Responses of old men to repeated bouts of eccentric exercise of the elbow flexors in comparison with young men.Eur J Appl Physiol. 2006 Jul; 97(5):619-26.EJ
A bout of eccentric exercise confers protection against subsequent bouts of the same exercise. This study investigated whether the protective effect would be produced similarly between old and young adults. Eight old men (70.5 +/- 4.1 years) and ten young men (20.4 +/- 2.0 years) performed two bouts of eccentric exercise of the elbow flexors (six sets of five eccentric actions) separated by 4 weeks. Changes in maximal isometric strength, range of motion (ROM), upper arm circumference (CIR), plasma creatine kinase (CK) activity, myoglobin (Mb) concentration, and muscle soreness (SOR) before, immediately after, and 1, 24, 48, 72 and 96 h following exercise were compared between bouts, and between groups by a two-way repeated measures ANOVA. Changes in the measures following the first bout were significantly (P < 0.05) smaller for the old than the young group. The young group showed significantly (P < 0.05) smaller changes in all measures following the second bout than the first bout; however, the old group had the protective effect only for ROM, Mb, and SOR. The magnitude of the effect observed for ROM and Mb concentration in the old group was significantly (P < 0.05) smaller compared with that of the young group. These results suggest that the protective effect conferred by the first bout was less for the old than the young group.

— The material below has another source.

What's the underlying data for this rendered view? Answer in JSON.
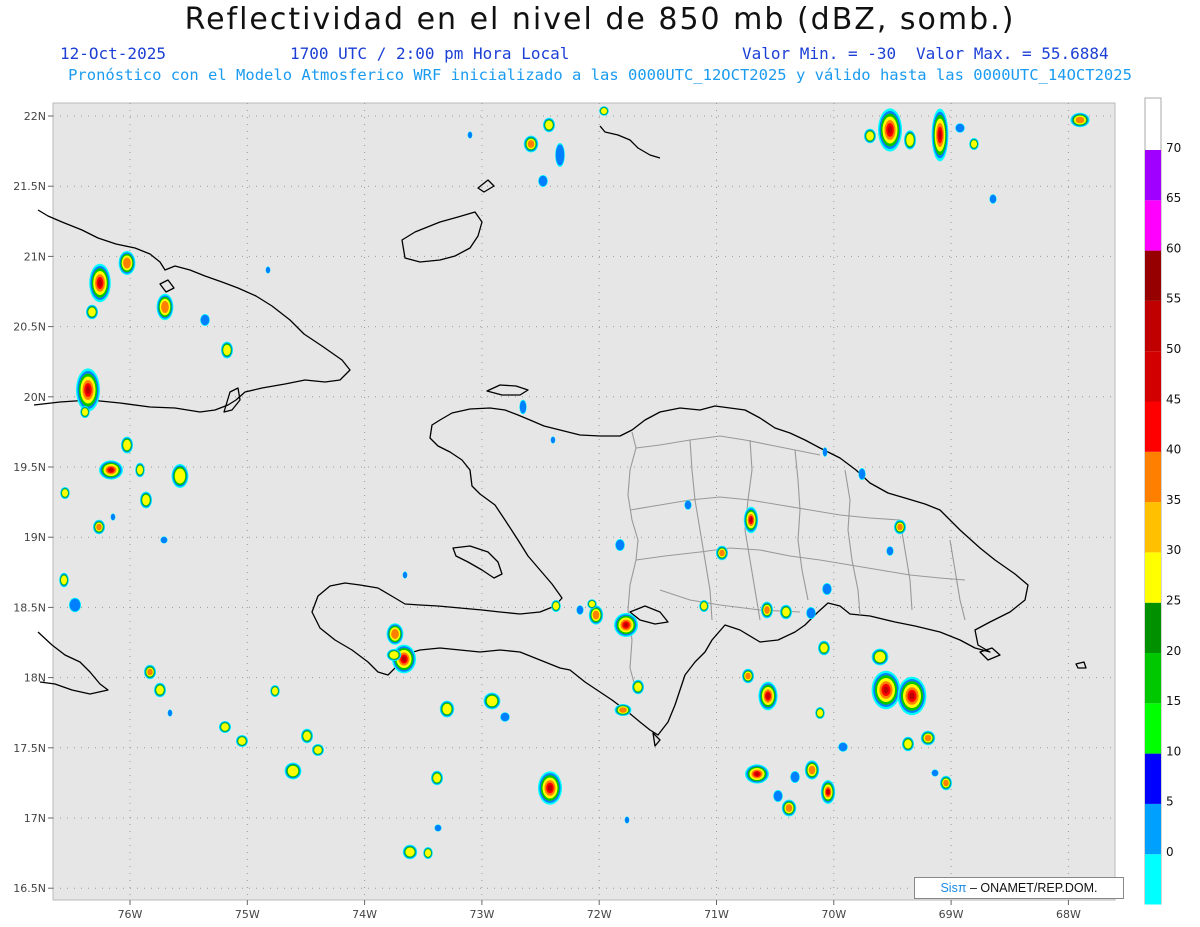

This may be due to the less muscle damage after the first bout in the old subjects, but it is also possible that the protective effect of old adults does not last as long as that of young adults.